• Aim of the task
The output should be the records themselves, given again exactly.

• Records for the task
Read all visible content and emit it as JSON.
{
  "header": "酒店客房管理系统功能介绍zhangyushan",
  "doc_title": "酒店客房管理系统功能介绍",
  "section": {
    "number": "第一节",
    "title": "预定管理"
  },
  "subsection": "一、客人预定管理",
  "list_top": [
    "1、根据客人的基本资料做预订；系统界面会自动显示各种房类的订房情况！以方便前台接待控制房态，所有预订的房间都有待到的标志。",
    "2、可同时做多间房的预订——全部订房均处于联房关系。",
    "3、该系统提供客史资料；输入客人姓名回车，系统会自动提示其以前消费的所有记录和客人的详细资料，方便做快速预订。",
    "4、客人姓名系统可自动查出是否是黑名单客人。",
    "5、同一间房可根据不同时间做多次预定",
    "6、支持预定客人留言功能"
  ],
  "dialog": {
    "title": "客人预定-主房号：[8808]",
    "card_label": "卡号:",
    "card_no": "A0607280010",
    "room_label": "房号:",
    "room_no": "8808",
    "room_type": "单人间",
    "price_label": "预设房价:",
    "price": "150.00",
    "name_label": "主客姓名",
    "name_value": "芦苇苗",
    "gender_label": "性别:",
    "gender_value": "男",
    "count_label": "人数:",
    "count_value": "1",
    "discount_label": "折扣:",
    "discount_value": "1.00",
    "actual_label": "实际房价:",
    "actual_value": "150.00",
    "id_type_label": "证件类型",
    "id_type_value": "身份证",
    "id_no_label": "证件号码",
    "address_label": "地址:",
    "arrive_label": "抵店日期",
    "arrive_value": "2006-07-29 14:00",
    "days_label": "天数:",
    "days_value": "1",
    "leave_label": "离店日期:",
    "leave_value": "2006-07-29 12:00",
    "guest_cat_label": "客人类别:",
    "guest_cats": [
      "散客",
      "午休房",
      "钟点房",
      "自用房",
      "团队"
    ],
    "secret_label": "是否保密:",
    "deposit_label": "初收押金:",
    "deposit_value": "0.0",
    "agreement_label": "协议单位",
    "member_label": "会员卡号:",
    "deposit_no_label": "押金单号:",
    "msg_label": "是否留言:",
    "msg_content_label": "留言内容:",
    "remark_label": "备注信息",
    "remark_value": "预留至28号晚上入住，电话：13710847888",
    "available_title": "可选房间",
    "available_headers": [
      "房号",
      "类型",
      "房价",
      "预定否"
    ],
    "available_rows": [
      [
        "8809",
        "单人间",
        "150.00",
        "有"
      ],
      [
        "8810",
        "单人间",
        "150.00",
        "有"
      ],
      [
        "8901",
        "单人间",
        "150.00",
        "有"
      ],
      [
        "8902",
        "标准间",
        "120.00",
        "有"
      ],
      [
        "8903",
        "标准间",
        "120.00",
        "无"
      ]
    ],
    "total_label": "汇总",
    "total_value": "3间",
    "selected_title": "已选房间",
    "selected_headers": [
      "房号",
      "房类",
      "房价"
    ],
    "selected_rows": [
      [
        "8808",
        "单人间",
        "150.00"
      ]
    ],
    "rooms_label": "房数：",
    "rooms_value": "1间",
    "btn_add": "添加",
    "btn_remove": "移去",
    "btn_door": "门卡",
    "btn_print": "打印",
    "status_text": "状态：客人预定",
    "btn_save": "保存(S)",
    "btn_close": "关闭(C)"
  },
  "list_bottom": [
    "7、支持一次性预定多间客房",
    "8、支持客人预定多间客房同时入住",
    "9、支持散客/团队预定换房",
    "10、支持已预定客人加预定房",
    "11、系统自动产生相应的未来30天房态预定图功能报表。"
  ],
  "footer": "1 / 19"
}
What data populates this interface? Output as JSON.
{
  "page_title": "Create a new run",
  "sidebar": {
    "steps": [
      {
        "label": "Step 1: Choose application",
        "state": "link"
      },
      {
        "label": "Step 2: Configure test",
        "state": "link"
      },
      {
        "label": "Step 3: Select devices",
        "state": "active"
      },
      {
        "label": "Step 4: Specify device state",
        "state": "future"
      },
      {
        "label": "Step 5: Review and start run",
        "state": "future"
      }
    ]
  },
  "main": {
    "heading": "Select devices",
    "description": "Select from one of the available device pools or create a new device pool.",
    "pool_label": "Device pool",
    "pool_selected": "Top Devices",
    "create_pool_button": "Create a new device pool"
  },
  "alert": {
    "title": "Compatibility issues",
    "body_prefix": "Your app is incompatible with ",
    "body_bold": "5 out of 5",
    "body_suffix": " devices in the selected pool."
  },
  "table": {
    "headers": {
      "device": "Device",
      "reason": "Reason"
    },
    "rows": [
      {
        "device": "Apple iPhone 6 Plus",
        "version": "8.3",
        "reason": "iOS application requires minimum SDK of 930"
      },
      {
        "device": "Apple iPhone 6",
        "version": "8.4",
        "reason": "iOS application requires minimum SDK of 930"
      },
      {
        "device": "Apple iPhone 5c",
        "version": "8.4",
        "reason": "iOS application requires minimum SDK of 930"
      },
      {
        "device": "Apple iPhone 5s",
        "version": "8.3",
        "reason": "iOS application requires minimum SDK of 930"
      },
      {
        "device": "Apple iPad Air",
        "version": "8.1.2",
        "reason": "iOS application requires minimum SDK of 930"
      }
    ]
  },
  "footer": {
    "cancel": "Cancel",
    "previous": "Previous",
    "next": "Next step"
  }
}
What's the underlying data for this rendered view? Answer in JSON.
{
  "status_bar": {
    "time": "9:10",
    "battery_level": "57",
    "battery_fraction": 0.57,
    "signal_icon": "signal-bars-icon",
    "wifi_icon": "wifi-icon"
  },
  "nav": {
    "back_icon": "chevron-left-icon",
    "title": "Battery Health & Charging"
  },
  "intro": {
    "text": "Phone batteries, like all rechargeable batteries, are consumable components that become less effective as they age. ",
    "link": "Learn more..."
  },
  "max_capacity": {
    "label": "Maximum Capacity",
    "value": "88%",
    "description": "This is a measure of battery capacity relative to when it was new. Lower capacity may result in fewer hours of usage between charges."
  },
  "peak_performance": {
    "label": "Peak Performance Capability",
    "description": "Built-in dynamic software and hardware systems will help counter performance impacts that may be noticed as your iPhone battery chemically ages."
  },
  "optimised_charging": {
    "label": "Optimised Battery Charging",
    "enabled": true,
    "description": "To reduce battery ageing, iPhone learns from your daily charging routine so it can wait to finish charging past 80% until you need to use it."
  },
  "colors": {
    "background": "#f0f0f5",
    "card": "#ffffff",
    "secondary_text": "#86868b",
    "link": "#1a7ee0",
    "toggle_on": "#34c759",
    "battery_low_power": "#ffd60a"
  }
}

• Solution to this problem
Read all visible content and emit it as JSON.
{
  "header": "酒店客房管理系统功能介绍zhangyushan",
  "doc_title": "酒店客房管理系统功能介绍",
  "section": {
    "number": "第一节",
    "title": "预定管理"
  },
  "subsection": "一、客人预定管理",
  "list_top": [
    "1、根据客人的基本资料做预订；系统界面会自动显示各种房类的订房情况！以方便前台接待控制房态，所有预订的房间都有待到的标志。",
    "2、可同时做多间房的预订——全部订房均处于联房关系。",
    "3、该系统提供客史资料；输入客人姓名回车，系统会自动提示其以前消费的所有记录和客人的详细资料，方便做快速预订。",
    "4、客人姓名系统可自动查出是否是黑名单客人。",
    "5、同一间房可根据不同时间做多次预定",
    "6、支持预定客人留言功能"
  ],
  "dialog": {
    "title": "客人预定-主房号：[8808]",
    "card_label": "卡号:",
    "card_no": "A0607280010",
    "room_label": "房号:",
    "room_no": "8808",
    "room_type": "单人间",
    "price_label": "预设房价:",
    "price": "150.00",
    "name_label": "主客姓名",
    "name_value": "芦苇苗",
    "gender_label": "性别:",
    "gender_value": "男",
    "count_label": "人数:",
    "count_value": "1",
    "discount_label": "折扣:",
    "discount_value": "1.00",
    "actual_label": "实际房价:",
    "actual_value": "150.00",
    "id_type_label": "证件类型",
    "id_type_value": "身份证",
    "id_no_label": "证件号码",
    "address_label": "地址:",
    "arrive_label": "抵店日期",
    "arrive_value": "2006-07-29 14:00",
    "days_label": "天数:",
    "days_value": "1",
    "leave_label": "离店日期:",
    "leave_value": "2006-07-29 12:00",
    "guest_cat_label": "客人类别:",
    "guest_cats": [
      "散客",
      "午休房",
      "钟点房",
      "自用房",
      "团队"
    ],
    "secret_label": "是否保密:",
    "deposit_label": "初收押金:",
    "deposit_value": "0.0",
    "agreement_label": "协议单位",
    "member_label": "会员卡号:",
    "deposit_no_label": "押金单号:",
    "msg_label": "是否留言:",
    "msg_content_label": "留言内容:",
    "remark_label": "备注信息",
    "remark_value": "预留至28号晚上入住，电话：13710847888",
    "available_title": "可选房间",
    "available_headers": [
      "房号",
      "类型",
      "房价",
      "预定否"
    ],
    "available_rows": [
      [
        "8809",
        "单人间",
        "150.00",
        "有"
      ],
      [
        "8810",
        "单人间",
        "150.00",
        "有"
      ],
      [
        "8901",
        "单人间",
        "150.00",
        "有"
      ],
      [
        "8902",
        "标准间",
        "120.00",
        "有"
      ],
      [
        "8903",
        "标准间",
        "120.00",
        "无"
      ]
    ],
    "total_label": "汇总",
    "total_value": "3间",
    "selected_title": "已选房间",
    "selected_headers": [
      "房号",
      "房类",
      "房价"
    ],
    "selected_rows": [
      [
        "8808",
        "单人间",
        "150.00"
      ]
    ],
    "rooms_label": "房数：",
    "rooms_value": "1间",
    "btn_add": "添加",
    "btn_remove": "移去",
    "btn_door": "门卡",
    "btn_print": "打印",
    "status_text": "状态：客人预定",
    "btn_save": "保存(S)",
    "btn_close": "关闭(C)"
  },
  "list_bottom": [
    "7、支持一次性预定多间客房",
    "8、支持客人预定多间客房同时入住",
    "9、支持散客/团队预定换房",
    "10、支持已预定客人加预定房",
    "11、系统自动产生相应的未来30天房态预定图功能报表。"
  ],
  "footer": "1 / 19"
}
What data populates this interface? Output as JSON.
{
  "page_title": "Create a new run",
  "sidebar": {
    "steps": [
      {
        "label": "Step 1: Choose application",
        "state": "link"
      },
      {
        "label": "Step 2: Configure test",
        "state": "link"
      },
      {
        "label": "Step 3: Select devices",
        "state": "active"
      },
      {
        "label": "Step 4: Specify device state",
        "state": "future"
      },
      {
        "label": "Step 5: Review and start run",
        "state": "future"
      }
    ]
  },
  "main": {
    "heading": "Select devices",
    "description": "Select from one of the available device pools or create a new device pool.",
    "pool_label": "Device pool",
    "pool_selected": "Top Devices",
    "create_pool_button": "Create a new device pool"
  },
  "alert": {
    "title": "Compatibility issues",
    "body_prefix": "Your app is incompatible with ",
    "body_bold": "5 out of 5",
    "body_suffix": " devices in the selected pool."
  },
  "table": {
    "headers": {
      "device": "Device",
      "reason": "Reason"
    },
    "rows": [
      {
        "device": "Apple iPhone 6 Plus",
        "version": "8.3",
        "reason": "iOS application requires minimum SDK of 930"
      },
      {
        "device": "Apple iPhone 6",
        "version": "8.4",
        "reason": "iOS application requires minimum SDK of 930"
      },
      {
        "device": "Apple iPhone 5c",
        "version": "8.4",
        "reason": "iOS application requires minimum SDK of 930"
      },
      {
        "device": "Apple iPhone 5s",
        "version": "8.3",
        "reason": "iOS application requires minimum SDK of 930"
      },
      {
        "device": "Apple iPad Air",
        "version": "8.1.2",
        "reason": "iOS application requires minimum SDK of 930"
      }
    ]
  },
  "footer": {
    "cancel": "Cancel",
    "previous": "Previous",
    "next": "Next step"
  }
}
What's the underlying data for this rendered view? Answer in JSON.
{
  "status_bar": {
    "time": "9:10",
    "battery_level": "57",
    "battery_fraction": 0.57,
    "signal_icon": "signal-bars-icon",
    "wifi_icon": "wifi-icon"
  },
  "nav": {
    "back_icon": "chevron-left-icon",
    "title": "Battery Health & Charging"
  },
  "intro": {
    "text": "Phone batteries, like all rechargeable batteries, are consumable components that become less effective as they age. ",
    "link": "Learn more..."
  },
  "max_capacity": {
    "label": "Maximum Capacity",
    "value": "88%",
    "description": "This is a measure of battery capacity relative to when it was new. Lower capacity may result in fewer hours of usage between charges."
  },
  "peak_performance": {
    "label": "Peak Performance Capability",
    "description": "Built-in dynamic software and hardware systems will help counter performance impacts that may be noticed as your iPhone battery chemically ages."
  },
  "optimised_charging": {
    "label": "Optimised Battery Charging",
    "enabled": true,
    "description": "To reduce battery ageing, iPhone learns from your daily charging routine so it can wait to finish charging past 80% until you need to use it."
  },
  "colors": {
    "background": "#f0f0f5",
    "card": "#ffffff",
    "secondary_text": "#86868b",
    "link": "#1a7ee0",
    "toggle_on": "#34c759",
    "battery_low_power": "#ffd60a"
  }
}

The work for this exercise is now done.